Records shown:

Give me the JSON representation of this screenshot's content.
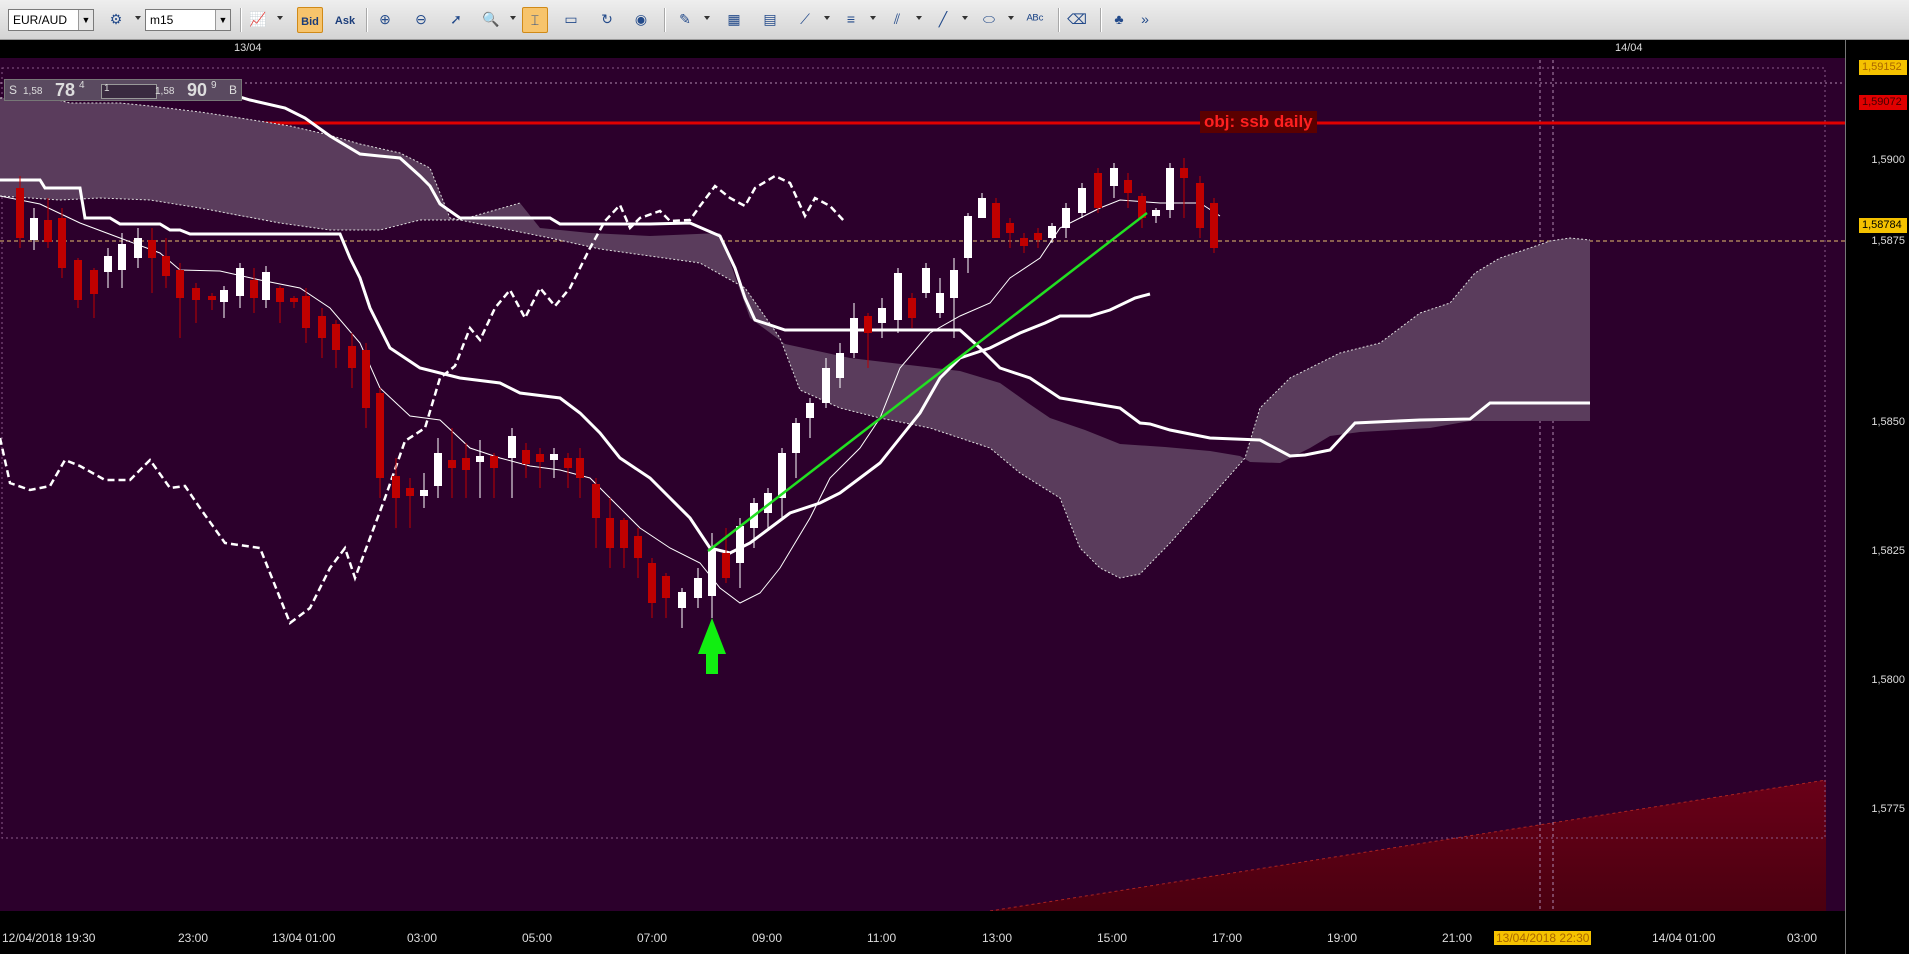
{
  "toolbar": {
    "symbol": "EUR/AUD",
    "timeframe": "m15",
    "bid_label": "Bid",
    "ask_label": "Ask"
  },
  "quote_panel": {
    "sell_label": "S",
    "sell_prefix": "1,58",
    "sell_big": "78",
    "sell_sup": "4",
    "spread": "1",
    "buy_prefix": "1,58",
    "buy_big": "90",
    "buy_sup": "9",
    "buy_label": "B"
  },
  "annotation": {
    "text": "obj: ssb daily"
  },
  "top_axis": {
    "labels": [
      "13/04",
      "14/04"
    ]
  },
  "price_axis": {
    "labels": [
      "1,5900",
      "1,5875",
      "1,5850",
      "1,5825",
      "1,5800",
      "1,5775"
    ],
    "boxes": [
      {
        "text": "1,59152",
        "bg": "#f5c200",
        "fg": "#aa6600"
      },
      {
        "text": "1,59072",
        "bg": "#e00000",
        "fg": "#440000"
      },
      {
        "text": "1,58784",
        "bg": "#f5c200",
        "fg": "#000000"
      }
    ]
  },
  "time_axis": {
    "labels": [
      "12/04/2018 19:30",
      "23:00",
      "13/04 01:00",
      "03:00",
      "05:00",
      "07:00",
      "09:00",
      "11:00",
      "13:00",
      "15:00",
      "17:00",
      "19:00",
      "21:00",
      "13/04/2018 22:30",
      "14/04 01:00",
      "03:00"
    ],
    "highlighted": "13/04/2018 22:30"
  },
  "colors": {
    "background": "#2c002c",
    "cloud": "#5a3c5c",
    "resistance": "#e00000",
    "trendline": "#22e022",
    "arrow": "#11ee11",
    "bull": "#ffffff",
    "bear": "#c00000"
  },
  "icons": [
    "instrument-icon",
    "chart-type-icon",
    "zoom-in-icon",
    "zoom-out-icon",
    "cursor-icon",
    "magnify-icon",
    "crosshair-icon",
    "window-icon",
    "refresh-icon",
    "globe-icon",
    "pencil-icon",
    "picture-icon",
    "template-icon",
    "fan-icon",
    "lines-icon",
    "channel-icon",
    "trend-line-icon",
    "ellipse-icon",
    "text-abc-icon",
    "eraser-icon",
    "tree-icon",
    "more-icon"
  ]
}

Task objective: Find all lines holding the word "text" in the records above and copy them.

Exercise response:
    "text": "obj: ssb daily"
        "text": "1,59152",
        "text": "1,59072",
        "text": "1,58784",
    "text-abc-icon",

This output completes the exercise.